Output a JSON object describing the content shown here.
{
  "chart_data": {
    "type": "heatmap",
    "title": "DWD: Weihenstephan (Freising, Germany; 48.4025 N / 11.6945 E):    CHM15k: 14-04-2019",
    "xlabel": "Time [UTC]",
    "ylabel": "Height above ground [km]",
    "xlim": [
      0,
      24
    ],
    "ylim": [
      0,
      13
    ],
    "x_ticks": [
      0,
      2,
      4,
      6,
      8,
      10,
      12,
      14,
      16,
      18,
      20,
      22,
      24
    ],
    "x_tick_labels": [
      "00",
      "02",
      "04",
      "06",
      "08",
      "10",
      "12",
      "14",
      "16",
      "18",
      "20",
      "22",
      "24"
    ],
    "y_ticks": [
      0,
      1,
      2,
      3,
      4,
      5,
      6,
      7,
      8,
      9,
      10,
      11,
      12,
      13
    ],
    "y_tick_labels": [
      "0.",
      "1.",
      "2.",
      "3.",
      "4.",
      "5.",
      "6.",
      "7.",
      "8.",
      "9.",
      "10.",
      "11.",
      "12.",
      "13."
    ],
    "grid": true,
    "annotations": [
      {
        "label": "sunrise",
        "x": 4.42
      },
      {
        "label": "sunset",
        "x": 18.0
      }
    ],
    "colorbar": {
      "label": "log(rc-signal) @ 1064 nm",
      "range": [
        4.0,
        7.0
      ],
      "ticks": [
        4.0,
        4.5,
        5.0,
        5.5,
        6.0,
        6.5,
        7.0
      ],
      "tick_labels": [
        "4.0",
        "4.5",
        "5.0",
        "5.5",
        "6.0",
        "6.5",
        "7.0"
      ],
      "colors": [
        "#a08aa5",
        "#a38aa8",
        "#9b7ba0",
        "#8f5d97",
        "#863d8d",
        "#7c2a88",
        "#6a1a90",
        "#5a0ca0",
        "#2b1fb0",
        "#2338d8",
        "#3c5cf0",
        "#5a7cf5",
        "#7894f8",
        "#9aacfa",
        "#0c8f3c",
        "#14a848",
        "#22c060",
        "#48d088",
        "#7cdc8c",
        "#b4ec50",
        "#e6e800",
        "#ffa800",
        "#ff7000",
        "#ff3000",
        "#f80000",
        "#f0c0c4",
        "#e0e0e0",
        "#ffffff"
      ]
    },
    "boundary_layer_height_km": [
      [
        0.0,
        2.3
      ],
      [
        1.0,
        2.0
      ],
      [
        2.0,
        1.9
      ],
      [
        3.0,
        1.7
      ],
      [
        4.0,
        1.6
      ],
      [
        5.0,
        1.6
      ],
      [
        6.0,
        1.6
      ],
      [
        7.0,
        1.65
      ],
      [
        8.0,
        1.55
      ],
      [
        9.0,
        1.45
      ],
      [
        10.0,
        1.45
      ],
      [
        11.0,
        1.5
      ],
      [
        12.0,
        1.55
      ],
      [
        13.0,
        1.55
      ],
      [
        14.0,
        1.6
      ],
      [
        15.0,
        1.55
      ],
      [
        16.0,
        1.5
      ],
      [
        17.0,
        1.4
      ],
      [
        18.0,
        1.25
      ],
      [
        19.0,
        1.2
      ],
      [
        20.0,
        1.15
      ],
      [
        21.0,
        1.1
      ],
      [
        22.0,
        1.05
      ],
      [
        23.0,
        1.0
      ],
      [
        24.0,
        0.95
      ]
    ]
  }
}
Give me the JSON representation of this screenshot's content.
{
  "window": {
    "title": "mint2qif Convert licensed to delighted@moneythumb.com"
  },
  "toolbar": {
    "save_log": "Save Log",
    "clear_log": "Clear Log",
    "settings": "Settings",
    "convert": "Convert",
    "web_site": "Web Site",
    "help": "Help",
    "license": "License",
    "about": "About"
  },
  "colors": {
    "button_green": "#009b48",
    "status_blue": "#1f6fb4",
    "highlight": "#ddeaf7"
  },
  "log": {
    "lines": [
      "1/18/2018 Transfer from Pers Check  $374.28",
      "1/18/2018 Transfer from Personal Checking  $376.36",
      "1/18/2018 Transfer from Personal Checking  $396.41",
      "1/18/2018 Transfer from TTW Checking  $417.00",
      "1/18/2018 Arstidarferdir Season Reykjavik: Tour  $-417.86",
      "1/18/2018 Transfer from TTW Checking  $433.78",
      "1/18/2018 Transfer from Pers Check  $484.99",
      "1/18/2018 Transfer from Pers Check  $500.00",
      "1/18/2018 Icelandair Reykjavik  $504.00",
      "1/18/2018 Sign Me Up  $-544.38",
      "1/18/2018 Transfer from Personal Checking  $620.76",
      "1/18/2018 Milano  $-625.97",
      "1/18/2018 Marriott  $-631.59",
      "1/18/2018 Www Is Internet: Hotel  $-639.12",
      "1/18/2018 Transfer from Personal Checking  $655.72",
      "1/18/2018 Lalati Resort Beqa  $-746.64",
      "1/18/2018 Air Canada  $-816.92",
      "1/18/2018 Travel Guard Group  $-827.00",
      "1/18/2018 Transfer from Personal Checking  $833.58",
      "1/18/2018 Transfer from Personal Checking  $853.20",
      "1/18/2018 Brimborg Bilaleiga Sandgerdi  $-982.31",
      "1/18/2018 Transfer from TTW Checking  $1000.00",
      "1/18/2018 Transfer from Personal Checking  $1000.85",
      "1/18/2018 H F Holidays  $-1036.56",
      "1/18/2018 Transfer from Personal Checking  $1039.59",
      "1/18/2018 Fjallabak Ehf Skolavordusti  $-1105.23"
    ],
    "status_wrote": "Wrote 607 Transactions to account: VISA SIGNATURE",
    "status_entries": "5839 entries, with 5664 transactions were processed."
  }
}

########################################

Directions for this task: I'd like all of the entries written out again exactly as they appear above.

Output:
Output a JSON object describing the content shown here.
{
  "chart_data": {
    "type": "heatmap",
    "title": "DWD: Weihenstephan (Freising, Germany; 48.4025 N / 11.6945 E):    CHM15k: 14-04-2019",
    "xlabel": "Time [UTC]",
    "ylabel": "Height above ground [km]",
    "xlim": [
      0,
      24
    ],
    "ylim": [
      0,
      13
    ],
    "x_ticks": [
      0,
      2,
      4,
      6,
      8,
      10,
      12,
      14,
      16,
      18,
      20,
      22,
      24
    ],
    "x_tick_labels": [
      "00",
      "02",
      "04",
      "06",
      "08",
      "10",
      "12",
      "14",
      "16",
      "18",
      "20",
      "22",
      "24"
    ],
    "y_ticks": [
      0,
      1,
      2,
      3,
      4,
      5,
      6,
      7,
      8,
      9,
      10,
      11,
      12,
      13
    ],
    "y_tick_labels": [
      "0.",
      "1.",
      "2.",
      "3.",
      "4.",
      "5.",
      "6.",
      "7.",
      "8.",
      "9.",
      "10.",
      "11.",
      "12.",
      "13."
    ],
    "grid": true,
    "annotations": [
      {
        "label": "sunrise",
        "x": 4.42
      },
      {
        "label": "sunset",
        "x": 18.0
      }
    ],
    "colorbar": {
      "label": "log(rc-signal) @ 1064 nm",
      "range": [
        4.0,
        7.0
      ],
      "ticks": [
        4.0,
        4.5,
        5.0,
        5.5,
        6.0,
        6.5,
        7.0
      ],
      "tick_labels": [
        "4.0",
        "4.5",
        "5.0",
        "5.5",
        "6.0",
        "6.5",
        "7.0"
      ],
      "colors": [
        "#a08aa5",
        "#a38aa8",
        "#9b7ba0",
        "#8f5d97",
        "#863d8d",
        "#7c2a88",
        "#6a1a90",
        "#5a0ca0",
        "#2b1fb0",
        "#2338d8",
        "#3c5cf0",
        "#5a7cf5",
        "#7894f8",
        "#9aacfa",
        "#0c8f3c",
        "#14a848",
        "#22c060",
        "#48d088",
        "#7cdc8c",
        "#b4ec50",
        "#e6e800",
        "#ffa800",
        "#ff7000",
        "#ff3000",
        "#f80000",
        "#f0c0c4",
        "#e0e0e0",
        "#ffffff"
      ]
    },
    "boundary_layer_height_km": [
      [
        0.0,
        2.3
      ],
      [
        1.0,
        2.0
      ],
      [
        2.0,
        1.9
      ],
      [
        3.0,
        1.7
      ],
      [
        4.0,
        1.6
      ],
      [
        5.0,
        1.6
      ],
      [
        6.0,
        1.6
      ],
      [
        7.0,
        1.65
      ],
      [
        8.0,
        1.55
      ],
      [
        9.0,
        1.45
      ],
      [
        10.0,
        1.45
      ],
      [
        11.0,
        1.5
      ],
      [
        12.0,
        1.55
      ],
      [
        13.0,
        1.55
      ],
      [
        14.0,
        1.6
      ],
      [
        15.0,
        1.55
      ],
      [
        16.0,
        1.5
      ],
      [
        17.0,
        1.4
      ],
      [
        18.0,
        1.25
      ],
      [
        19.0,
        1.2
      ],
      [
        20.0,
        1.15
      ],
      [
        21.0,
        1.1
      ],
      [
        22.0,
        1.05
      ],
      [
        23.0,
        1.0
      ],
      [
        24.0,
        0.95
      ]
    ]
  }
}
Give me the JSON representation of this screenshot's content.
{
  "window": {
    "title": "mint2qif Convert licensed to delighted@moneythumb.com"
  },
  "toolbar": {
    "save_log": "Save Log",
    "clear_log": "Clear Log",
    "settings": "Settings",
    "convert": "Convert",
    "web_site": "Web Site",
    "help": "Help",
    "license": "License",
    "about": "About"
  },
  "colors": {
    "button_green": "#009b48",
    "status_blue": "#1f6fb4",
    "highlight": "#ddeaf7"
  },
  "log": {
    "lines": [
      "1/18/2018 Transfer from Pers Check  $374.28",
      "1/18/2018 Transfer from Personal Checking  $376.36",
      "1/18/2018 Transfer from Personal Checking  $396.41",
      "1/18/2018 Transfer from TTW Checking  $417.00",
      "1/18/2018 Arstidarferdir Season Reykjavik: Tour  $-417.86",
      "1/18/2018 Transfer from TTW Checking  $433.78",
      "1/18/2018 Transfer from Pers Check  $484.99",
      "1/18/2018 Transfer from Pers Check  $500.00",
      "1/18/2018 Icelandair Reykjavik  $504.00",
      "1/18/2018 Sign Me Up  $-544.38",
      "1/18/2018 Transfer from Personal Checking  $620.76",
      "1/18/2018 Milano  $-625.97",
      "1/18/2018 Marriott  $-631.59",
      "1/18/2018 Www Is Internet: Hotel  $-639.12",
      "1/18/2018 Transfer from Personal Checking  $655.72",
      "1/18/2018 Lalati Resort Beqa  $-746.64",
      "1/18/2018 Air Canada  $-816.92",
      "1/18/2018 Travel Guard Group  $-827.00",
      "1/18/2018 Transfer from Personal Checking  $833.58",
      "1/18/2018 Transfer from Personal Checking  $853.20",
      "1/18/2018 Brimborg Bilaleiga Sandgerdi  $-982.31",
      "1/18/2018 Transfer from TTW Checking  $1000.00",
      "1/18/2018 Transfer from Personal Checking  $1000.85",
      "1/18/2018 H F Holidays  $-1036.56",
      "1/18/2018 Transfer from Personal Checking  $1039.59",
      "1/18/2018 Fjallabak Ehf Skolavordusti  $-1105.23"
    ],
    "status_wrote": "Wrote 607 Transactions to account: VISA SIGNATURE",
    "status_entries": "5839 entries, with 5664 transactions were processed."
  }
}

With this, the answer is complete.